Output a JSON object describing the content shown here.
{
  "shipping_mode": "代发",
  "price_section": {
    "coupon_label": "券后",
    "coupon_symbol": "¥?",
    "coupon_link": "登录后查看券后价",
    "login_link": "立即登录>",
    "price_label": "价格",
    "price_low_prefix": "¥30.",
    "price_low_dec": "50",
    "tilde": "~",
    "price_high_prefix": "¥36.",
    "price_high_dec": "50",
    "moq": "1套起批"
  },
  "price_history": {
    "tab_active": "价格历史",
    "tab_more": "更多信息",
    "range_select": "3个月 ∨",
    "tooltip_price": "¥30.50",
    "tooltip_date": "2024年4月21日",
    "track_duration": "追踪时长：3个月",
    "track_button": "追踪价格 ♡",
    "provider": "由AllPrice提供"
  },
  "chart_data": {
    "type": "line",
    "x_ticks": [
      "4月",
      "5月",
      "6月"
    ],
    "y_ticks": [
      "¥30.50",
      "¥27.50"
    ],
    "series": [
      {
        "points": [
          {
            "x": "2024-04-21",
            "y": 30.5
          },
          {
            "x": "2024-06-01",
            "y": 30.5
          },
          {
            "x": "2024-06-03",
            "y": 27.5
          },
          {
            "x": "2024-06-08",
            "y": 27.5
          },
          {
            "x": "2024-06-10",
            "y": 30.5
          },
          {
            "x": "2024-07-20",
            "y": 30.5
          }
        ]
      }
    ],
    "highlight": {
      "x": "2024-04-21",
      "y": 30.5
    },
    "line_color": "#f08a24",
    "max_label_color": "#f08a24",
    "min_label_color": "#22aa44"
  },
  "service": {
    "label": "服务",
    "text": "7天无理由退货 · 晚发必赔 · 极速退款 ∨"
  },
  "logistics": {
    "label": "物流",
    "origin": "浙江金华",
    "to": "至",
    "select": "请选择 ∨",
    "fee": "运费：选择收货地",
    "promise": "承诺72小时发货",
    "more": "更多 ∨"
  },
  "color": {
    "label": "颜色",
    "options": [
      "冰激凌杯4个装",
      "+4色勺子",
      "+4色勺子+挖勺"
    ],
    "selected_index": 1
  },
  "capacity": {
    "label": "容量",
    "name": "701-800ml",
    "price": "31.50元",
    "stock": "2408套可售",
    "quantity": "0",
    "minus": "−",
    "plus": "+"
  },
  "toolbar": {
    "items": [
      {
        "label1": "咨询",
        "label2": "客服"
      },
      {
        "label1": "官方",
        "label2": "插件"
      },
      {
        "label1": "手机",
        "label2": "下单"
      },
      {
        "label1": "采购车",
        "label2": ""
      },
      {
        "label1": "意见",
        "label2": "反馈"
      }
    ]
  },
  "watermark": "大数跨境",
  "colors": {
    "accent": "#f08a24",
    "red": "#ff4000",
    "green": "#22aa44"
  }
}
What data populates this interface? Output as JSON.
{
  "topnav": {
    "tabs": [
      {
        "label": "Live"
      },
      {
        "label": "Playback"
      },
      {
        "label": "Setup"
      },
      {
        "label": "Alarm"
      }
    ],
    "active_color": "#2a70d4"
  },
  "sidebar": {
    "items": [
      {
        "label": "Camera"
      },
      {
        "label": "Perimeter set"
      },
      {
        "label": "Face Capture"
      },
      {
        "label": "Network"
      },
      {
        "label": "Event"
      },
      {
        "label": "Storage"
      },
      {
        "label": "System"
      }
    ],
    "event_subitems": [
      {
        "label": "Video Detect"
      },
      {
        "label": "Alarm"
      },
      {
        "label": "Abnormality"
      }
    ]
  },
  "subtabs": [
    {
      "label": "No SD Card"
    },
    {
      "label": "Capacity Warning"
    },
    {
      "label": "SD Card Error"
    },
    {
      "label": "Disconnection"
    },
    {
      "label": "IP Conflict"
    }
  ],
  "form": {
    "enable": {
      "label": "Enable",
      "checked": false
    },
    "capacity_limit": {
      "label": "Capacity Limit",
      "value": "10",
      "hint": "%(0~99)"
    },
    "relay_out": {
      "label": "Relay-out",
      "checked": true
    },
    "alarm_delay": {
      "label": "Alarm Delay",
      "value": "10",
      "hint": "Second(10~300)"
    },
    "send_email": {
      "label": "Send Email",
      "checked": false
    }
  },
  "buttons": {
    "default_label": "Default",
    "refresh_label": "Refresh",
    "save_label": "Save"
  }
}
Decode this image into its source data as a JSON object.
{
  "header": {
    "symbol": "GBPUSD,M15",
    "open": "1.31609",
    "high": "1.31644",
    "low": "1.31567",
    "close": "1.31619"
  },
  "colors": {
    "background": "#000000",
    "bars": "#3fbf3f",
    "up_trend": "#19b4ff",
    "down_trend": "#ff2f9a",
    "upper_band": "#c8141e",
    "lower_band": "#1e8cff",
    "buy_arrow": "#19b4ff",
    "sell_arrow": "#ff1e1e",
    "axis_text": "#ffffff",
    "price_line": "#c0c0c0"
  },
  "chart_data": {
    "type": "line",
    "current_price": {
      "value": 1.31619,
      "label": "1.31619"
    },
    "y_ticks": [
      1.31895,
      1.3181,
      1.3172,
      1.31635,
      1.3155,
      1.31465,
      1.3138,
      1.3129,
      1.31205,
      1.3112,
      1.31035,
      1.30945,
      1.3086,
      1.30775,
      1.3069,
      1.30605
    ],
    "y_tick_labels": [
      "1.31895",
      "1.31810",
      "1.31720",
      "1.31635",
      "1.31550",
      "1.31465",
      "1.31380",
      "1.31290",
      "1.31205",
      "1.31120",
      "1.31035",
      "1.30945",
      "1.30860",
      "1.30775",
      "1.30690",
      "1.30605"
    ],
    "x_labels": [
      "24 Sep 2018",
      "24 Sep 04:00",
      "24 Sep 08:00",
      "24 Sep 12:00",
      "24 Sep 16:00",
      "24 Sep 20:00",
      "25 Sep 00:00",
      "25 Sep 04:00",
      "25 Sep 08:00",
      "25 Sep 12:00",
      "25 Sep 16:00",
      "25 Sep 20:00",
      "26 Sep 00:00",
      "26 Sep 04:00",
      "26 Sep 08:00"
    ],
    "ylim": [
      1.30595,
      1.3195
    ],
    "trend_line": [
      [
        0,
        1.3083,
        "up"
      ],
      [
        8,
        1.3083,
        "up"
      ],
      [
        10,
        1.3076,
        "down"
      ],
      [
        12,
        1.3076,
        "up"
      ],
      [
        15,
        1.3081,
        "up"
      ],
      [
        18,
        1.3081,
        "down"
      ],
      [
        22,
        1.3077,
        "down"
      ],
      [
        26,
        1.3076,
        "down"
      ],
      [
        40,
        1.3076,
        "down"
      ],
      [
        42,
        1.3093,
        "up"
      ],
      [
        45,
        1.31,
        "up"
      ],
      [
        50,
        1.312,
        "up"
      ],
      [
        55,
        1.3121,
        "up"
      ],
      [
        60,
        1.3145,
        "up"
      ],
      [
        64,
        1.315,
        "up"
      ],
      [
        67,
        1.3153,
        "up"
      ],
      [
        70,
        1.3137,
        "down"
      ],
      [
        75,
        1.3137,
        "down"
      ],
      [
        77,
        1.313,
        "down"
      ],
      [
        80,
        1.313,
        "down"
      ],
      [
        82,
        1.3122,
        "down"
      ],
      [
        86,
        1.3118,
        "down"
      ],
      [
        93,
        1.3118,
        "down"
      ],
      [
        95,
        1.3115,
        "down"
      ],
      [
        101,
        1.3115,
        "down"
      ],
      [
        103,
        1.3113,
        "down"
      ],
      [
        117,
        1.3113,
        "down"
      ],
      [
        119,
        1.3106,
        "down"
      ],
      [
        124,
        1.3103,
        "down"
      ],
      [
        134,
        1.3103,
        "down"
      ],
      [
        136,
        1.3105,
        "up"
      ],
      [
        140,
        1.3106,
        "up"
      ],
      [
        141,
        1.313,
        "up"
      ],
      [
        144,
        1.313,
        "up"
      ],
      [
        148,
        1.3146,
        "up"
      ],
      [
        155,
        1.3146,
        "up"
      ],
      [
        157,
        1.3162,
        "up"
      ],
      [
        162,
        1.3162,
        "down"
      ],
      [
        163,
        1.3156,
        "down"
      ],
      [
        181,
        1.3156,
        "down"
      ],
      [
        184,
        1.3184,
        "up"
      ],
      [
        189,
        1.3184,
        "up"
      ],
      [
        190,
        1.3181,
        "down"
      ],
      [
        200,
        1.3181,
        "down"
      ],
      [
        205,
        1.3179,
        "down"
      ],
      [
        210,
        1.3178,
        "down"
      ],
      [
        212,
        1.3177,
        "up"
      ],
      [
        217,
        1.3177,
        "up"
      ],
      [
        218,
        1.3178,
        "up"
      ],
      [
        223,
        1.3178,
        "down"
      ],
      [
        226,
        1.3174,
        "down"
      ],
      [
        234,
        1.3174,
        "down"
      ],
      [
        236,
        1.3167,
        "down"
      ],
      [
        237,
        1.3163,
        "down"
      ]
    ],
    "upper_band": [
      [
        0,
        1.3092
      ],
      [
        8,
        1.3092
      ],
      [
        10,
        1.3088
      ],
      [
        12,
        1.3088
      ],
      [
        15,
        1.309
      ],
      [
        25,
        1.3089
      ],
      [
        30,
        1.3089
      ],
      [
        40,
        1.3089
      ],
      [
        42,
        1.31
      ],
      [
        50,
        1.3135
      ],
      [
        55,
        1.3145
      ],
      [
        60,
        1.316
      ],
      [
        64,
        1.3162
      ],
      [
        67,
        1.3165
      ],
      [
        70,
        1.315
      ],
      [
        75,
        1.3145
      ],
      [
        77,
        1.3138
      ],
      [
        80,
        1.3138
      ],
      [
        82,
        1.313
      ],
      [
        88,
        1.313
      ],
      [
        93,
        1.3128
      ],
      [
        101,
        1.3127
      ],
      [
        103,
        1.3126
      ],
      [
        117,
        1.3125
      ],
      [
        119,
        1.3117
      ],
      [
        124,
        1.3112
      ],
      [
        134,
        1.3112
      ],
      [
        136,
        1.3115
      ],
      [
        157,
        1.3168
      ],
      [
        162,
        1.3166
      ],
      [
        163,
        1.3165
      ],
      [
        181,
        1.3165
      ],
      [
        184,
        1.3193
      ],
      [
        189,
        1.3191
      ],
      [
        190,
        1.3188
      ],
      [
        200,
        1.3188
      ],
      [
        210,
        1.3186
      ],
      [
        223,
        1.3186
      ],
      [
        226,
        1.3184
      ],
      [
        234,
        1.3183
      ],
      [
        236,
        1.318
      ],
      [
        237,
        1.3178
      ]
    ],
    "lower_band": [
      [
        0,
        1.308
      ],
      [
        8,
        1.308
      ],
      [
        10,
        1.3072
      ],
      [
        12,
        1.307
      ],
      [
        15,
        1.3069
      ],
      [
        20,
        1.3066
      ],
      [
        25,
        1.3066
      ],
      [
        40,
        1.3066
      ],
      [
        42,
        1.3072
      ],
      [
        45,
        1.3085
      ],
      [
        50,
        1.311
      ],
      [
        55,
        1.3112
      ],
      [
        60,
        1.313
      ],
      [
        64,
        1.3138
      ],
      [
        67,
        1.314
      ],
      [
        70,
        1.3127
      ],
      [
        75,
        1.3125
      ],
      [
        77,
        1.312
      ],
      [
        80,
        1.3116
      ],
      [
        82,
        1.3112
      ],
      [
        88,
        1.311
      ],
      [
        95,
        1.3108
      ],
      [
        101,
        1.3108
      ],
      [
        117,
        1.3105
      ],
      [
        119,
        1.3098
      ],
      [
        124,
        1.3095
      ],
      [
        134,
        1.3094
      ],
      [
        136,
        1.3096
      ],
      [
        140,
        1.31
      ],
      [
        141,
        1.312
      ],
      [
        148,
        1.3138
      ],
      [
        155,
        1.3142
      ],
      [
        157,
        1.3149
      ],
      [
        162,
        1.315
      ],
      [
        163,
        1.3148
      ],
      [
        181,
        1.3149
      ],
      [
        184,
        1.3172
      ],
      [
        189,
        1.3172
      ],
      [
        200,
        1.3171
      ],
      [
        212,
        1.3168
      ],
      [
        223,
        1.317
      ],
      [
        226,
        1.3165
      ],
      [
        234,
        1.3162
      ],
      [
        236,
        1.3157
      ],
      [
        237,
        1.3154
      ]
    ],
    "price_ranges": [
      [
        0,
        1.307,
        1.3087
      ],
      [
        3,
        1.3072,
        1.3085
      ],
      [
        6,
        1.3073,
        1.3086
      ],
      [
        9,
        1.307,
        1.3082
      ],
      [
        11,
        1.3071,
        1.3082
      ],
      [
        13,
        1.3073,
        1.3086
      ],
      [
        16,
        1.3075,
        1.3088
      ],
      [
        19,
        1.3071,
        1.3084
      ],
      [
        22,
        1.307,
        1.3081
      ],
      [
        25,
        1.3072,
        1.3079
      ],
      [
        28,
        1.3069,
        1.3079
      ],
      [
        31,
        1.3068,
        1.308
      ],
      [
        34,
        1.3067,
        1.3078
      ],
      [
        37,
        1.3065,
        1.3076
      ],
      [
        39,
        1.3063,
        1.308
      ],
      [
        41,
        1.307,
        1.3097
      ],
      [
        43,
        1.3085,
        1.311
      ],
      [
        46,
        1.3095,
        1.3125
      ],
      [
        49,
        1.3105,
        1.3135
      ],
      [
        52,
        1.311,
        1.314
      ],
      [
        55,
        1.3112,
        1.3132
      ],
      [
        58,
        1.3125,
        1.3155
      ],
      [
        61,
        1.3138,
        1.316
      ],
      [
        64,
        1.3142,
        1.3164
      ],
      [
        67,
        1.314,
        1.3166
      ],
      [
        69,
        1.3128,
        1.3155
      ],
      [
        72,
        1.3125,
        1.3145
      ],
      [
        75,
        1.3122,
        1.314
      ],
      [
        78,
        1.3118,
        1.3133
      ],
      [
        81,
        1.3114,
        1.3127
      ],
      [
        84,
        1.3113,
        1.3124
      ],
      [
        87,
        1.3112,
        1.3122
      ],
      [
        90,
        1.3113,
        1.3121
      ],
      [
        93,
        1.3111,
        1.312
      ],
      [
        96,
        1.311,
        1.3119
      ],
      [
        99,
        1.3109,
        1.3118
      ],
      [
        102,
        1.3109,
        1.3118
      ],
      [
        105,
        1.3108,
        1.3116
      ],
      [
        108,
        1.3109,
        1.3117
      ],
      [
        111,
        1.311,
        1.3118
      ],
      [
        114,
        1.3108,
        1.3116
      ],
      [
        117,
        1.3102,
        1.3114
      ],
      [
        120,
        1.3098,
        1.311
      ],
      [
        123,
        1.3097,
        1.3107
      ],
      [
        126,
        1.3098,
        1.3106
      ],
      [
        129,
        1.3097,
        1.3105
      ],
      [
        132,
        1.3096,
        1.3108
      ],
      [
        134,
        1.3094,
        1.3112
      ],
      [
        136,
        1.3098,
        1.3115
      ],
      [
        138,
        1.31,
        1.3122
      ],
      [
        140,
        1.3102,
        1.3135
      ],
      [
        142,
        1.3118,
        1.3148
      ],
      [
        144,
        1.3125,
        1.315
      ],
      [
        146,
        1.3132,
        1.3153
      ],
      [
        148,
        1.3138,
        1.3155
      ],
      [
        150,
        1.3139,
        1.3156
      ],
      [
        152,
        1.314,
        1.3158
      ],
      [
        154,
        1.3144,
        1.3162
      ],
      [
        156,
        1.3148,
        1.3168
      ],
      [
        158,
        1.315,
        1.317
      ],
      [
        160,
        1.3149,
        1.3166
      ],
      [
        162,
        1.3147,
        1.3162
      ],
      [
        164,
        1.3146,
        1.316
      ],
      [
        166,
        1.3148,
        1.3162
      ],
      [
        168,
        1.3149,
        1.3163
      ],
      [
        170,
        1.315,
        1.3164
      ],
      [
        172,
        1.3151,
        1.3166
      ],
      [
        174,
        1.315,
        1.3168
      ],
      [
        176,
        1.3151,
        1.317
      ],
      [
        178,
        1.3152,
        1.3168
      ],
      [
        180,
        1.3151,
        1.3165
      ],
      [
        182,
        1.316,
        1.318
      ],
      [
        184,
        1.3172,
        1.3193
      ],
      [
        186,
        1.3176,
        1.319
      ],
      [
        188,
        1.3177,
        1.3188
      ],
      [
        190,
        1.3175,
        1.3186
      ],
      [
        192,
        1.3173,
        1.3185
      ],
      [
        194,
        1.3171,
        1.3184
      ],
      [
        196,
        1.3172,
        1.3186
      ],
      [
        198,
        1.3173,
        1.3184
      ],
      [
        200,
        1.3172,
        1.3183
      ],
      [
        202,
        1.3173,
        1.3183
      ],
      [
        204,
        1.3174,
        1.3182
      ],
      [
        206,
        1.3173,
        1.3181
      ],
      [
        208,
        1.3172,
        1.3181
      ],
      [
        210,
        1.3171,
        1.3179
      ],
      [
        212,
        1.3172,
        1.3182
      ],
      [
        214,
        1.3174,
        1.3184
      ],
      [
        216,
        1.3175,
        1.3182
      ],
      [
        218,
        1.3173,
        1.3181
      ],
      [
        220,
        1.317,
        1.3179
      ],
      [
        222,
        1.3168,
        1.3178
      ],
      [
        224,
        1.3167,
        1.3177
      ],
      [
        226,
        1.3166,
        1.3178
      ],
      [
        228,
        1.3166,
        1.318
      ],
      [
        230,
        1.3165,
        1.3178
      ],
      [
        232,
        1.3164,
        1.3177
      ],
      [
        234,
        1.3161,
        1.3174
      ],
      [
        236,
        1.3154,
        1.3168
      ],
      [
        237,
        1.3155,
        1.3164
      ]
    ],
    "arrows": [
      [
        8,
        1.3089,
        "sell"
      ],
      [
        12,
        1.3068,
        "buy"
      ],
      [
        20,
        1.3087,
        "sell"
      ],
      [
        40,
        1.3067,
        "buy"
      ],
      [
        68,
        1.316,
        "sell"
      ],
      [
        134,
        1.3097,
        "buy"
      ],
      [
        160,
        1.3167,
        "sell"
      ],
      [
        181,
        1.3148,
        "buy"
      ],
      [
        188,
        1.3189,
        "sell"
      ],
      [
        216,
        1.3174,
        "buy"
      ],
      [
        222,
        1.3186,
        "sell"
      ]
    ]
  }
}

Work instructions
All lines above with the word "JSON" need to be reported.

Output
Output a JSON object describing the content shown here.
What data populates this interface? Output as JSON.
Decode this image into its source data as a JSON object.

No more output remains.